### THE PROBLEM
Would you output the whole of the data exactly?

### INPUT DATA
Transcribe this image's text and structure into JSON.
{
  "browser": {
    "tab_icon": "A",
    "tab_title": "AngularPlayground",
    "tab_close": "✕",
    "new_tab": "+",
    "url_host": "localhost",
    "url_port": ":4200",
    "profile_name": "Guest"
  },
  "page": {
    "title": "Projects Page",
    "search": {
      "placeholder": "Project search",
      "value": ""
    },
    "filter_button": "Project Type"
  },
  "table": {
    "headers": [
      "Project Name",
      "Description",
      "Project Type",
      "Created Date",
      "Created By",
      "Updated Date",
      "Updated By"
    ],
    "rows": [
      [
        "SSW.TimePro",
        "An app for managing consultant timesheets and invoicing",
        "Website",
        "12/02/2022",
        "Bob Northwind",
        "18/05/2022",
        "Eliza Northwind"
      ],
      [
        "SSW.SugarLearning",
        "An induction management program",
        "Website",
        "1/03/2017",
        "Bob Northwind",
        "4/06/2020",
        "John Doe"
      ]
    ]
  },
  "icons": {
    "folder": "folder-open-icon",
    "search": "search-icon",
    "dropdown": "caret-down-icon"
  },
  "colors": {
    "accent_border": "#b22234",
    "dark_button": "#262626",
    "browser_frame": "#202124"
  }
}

### RESPONSE TO THE EXERCISE
Transcribe this image's text and structure into JSON.
{
  "browser": {
    "tab_icon": "A",
    "tab_title": "AngularPlayground",
    "tab_close": "✕",
    "new_tab": "+",
    "url_host": "localhost",
    "url_port": ":4200",
    "profile_name": "Guest"
  },
  "page": {
    "title": "Projects Page",
    "search": {
      "placeholder": "Project search",
      "value": ""
    },
    "filter_button": "Project Type"
  },
  "table": {
    "headers": [
      "Project Name",
      "Description",
      "Project Type",
      "Created Date",
      "Created By",
      "Updated Date",
      "Updated By"
    ],
    "rows": [
      [
        "SSW.TimePro",
        "An app for managing consultant timesheets and invoicing",
        "Website",
        "12/02/2022",
        "Bob Northwind",
        "18/05/2022",
        "Eliza Northwind"
      ],
      [
        "SSW.SugarLearning",
        "An induction management program",
        "Website",
        "1/03/2017",
        "Bob Northwind",
        "4/06/2020",
        "John Doe"
      ]
    ]
  },
  "icons": {
    "folder": "folder-open-icon",
    "search": "search-icon",
    "dropdown": "caret-down-icon"
  },
  "colors": {
    "accent_border": "#b22234",
    "dark_button": "#262626",
    "browser_frame": "#202124"
  }
}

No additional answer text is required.